Academic Honesty:Academic integrity is the foundation of the academic community. Because each student has the primary responsibility for being academically honest, students are advised to read and understand all sections of this policy relating to standards of conduct and academic life. Park University 2008-2009 Undergraduate Catalog Page 87
Plagiarism:Plagiarism involves the use of quotations without quotation marks, the use of quotations without indication of the source, the use of another's idea without acknowledging the source, the submission of a paper, laboratory report, project, or class assignment (any portion of such) prepared by another person, or incorrect paraphrasing. Park University 2009-2010 Undergraduate Catalog Page 92
Attendance Policy:Instructors are required to maintain attendance records and to report absences via the online attendance reporting system.
Park University 2009-2010 Undergraduate Catalog Page 95

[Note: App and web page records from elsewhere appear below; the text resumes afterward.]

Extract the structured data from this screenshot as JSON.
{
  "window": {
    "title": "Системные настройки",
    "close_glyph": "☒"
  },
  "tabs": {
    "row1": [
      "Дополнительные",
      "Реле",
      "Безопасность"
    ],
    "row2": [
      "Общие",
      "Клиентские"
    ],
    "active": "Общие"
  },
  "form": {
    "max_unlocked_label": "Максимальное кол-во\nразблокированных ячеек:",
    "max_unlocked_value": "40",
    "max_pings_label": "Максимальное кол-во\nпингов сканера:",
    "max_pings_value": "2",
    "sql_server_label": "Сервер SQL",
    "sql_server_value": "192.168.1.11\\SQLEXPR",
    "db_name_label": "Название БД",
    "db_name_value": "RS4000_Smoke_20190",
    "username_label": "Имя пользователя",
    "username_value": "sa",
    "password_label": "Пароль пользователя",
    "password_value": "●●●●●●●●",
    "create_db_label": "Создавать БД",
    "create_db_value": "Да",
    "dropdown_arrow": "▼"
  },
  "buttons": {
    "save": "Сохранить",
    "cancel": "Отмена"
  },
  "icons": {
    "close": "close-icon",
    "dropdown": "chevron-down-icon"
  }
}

Disability Guidelines:Park University is committed to meeting the needs of all students that meet the criteria for special assistance. These guidelines are designed to supply directions to students concerning the information necessary to accomplish this goal. It is Park University's policy to comply fully with federal and state law, including Section 504 of the Rehabilitation Act of 1973 and the Americans with Disabilities Act of 1990, regarding students with disabilities. In the case of any inconsistency between these guidelines and federal and/or state law, the provisions of the law will apply. Additional information concerning Park University's policies and procedures related to disability can be found on the Park University web page: http://www.park.edu/disability .
Mr. Arrowood is Founder of Nonprofit Consulting Services working with a diverse range of domestic and international clients. Mr. Arrowood teaches business law, nonprofit legal and governance issues, financial management, human resource management and home and health care courses at other institutions including Northeastern University, Park University, Bryant University, Bay Path College, Merrimack College and Northern Essex Community College. Mr. Arrowood received his Juris Doctor degree from the Massachusetts School of Law and Bachelor of Human Resource Management from Palm Beach Atlantic College.
Last Updated:9/17/2009 12:32:34 PM